SITTING ALONGSIDE LOUGH DARO in the AbsoluteHotel on Sir Harry's Mall (recommended for its lovely spaces and free wifi access) for Limerick OpenCoffee (lobby shown at left), a snippet of conversation turned to the depressing state of broadband in Ireland. The conversation was all the more remarkable because my laptop was connected to O2-Ireland's HS network and I had recently used that 3G network for a three-screen event powered by OnlineMeetingRooms.com so I was entering the conversation from the point of view of a guy who had been blessed with ADSL at home and 3G internet access in major towns across Ireland. But it remains easy to find people who live within five miles of my home who do not have broadband. I hope to help correct that shortfall by mounting an access point on top of my three-story home and using it as part of a broadband relay system that can turn an 802.11 signal around the corner of the imposing Rock of Cashel. That aside, Ireland is sitting on top of a large in-country market, a market populated by people who would probably conduct business transactions online. All they need is decent high-speed, always-on connectivity. Some numbers from the States offer an example.

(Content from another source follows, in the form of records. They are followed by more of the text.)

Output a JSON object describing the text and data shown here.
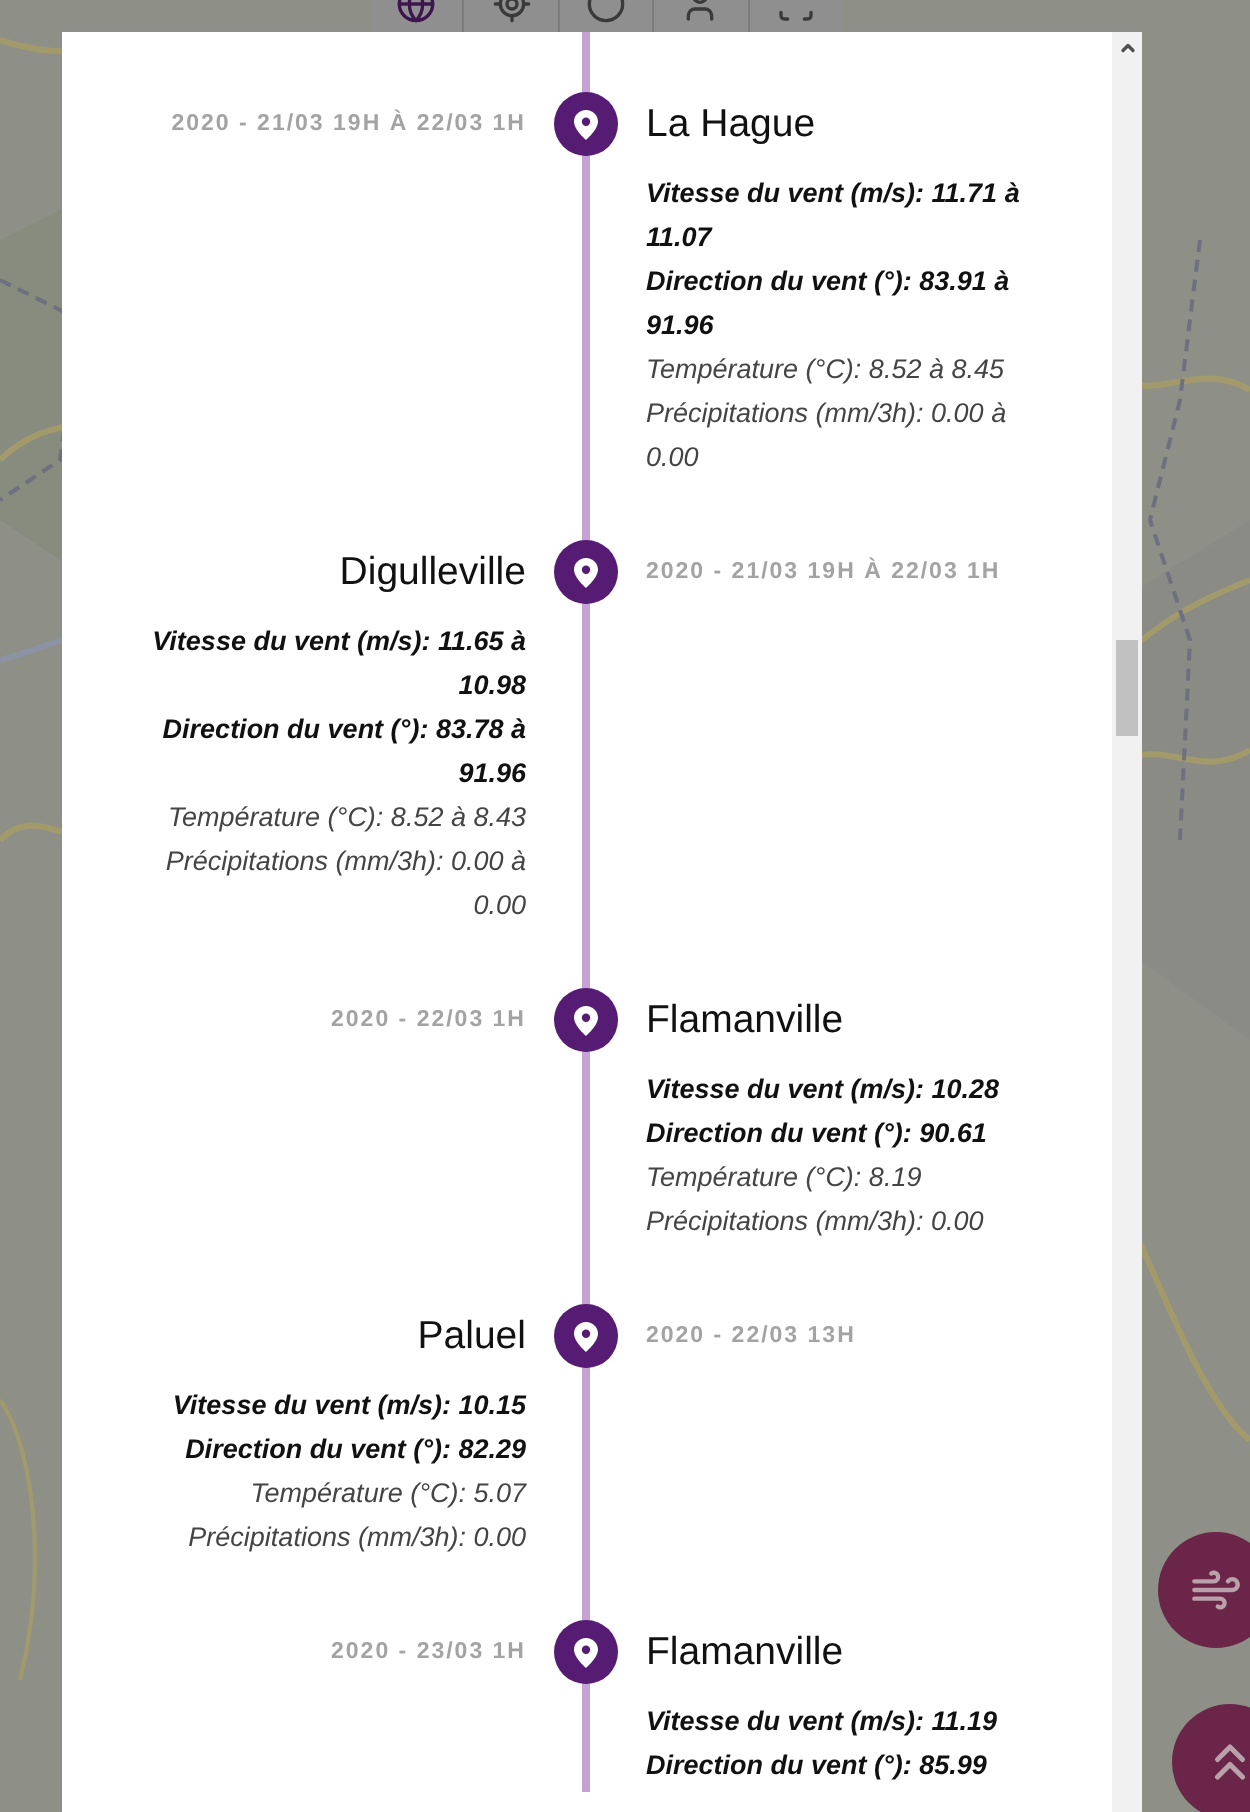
{
  "timeline": {
    "events": [
      {
        "kind": "right",
        "date": "2020 - 21/03 19H À 22/03 1H",
        "place": "La Hague",
        "details": [
          {
            "text": "Vitesse du vent (m/s): 11.71 à 11.07",
            "bold": true
          },
          {
            "text": "Direction du vent (°): 83.91 à 91.96",
            "bold": true
          },
          {
            "text": "Température (°C): 8.52 à 8.45",
            "bold": false
          },
          {
            "text": "Précipitations (mm/3h): 0.00 à 0.00",
            "bold": false
          }
        ]
      },
      {
        "kind": "left",
        "date": "2020 - 21/03 19H À 22/03 1H",
        "place": "Digulleville",
        "details": [
          {
            "text": "Vitesse du vent (m/s): 11.65 à 10.98",
            "bold": true
          },
          {
            "text": "Direction du vent (°): 83.78 à 91.96",
            "bold": true
          },
          {
            "text": "Température (°C): 8.52 à 8.43",
            "bold": false
          },
          {
            "text": "Précipitations (mm/3h): 0.00 à 0.00",
            "bold": false
          }
        ]
      },
      {
        "kind": "right",
        "date": "2020 - 22/03 1H",
        "place": "Flamanville",
        "details": [
          {
            "text": "Vitesse du vent (m/s): 10.28",
            "bold": true
          },
          {
            "text": "Direction du vent (°): 90.61",
            "bold": true
          },
          {
            "text": "Température (°C): 8.19",
            "bold": false
          },
          {
            "text": "Précipitations (mm/3h): 0.00",
            "bold": false
          }
        ]
      },
      {
        "kind": "left",
        "date": "2020 - 22/03 13H",
        "place": "Paluel",
        "details": [
          {
            "text": "Vitesse du vent (m/s): 10.15",
            "bold": true
          },
          {
            "text": "Direction du vent (°): 82.29",
            "bold": true
          },
          {
            "text": "Température (°C): 5.07",
            "bold": false
          },
          {
            "text": "Précipitations (mm/3h): 0.00",
            "bold": false
          }
        ]
      },
      {
        "kind": "right",
        "date": "2020 - 23/03 1H",
        "place": "Flamanville",
        "details": [
          {
            "text": "Vitesse du vent (m/s): 11.19",
            "bold": true
          },
          {
            "text": "Direction du vent (°): 85.99",
            "bold": true
          }
        ]
      }
    ]
  }
}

The US Online Overview Report documents a wide swath of internet usage and demographics in the States. During OpenCoffee, I learned that e-commerce accounts for $1 of every $10 spent across all retail channels in the US. It would be wonderful if 10% of Irish retail activities occurred online. I'm working with two small businesses who trade in County Tipperary to scale them up to this percentage.
Every Christmas season, two-thirds of American internet users shop online. I think a significant chunk of change is being spent by Irish using American online shops because dollars are very inexpensive compared to the euro.
The online advertising sector enjoys $21 billion worth of business in the States. I don't know the Irish number but I run into Irish website owners who use Google's online systems to good effect.
All these facts point to a part of the Irish economy that would deliver a handsome return for the Exchequer. But to stoke an effective e-commerce ecosystem, you have to build out proper broadband infrastructure and that remains the weak link in Ireland.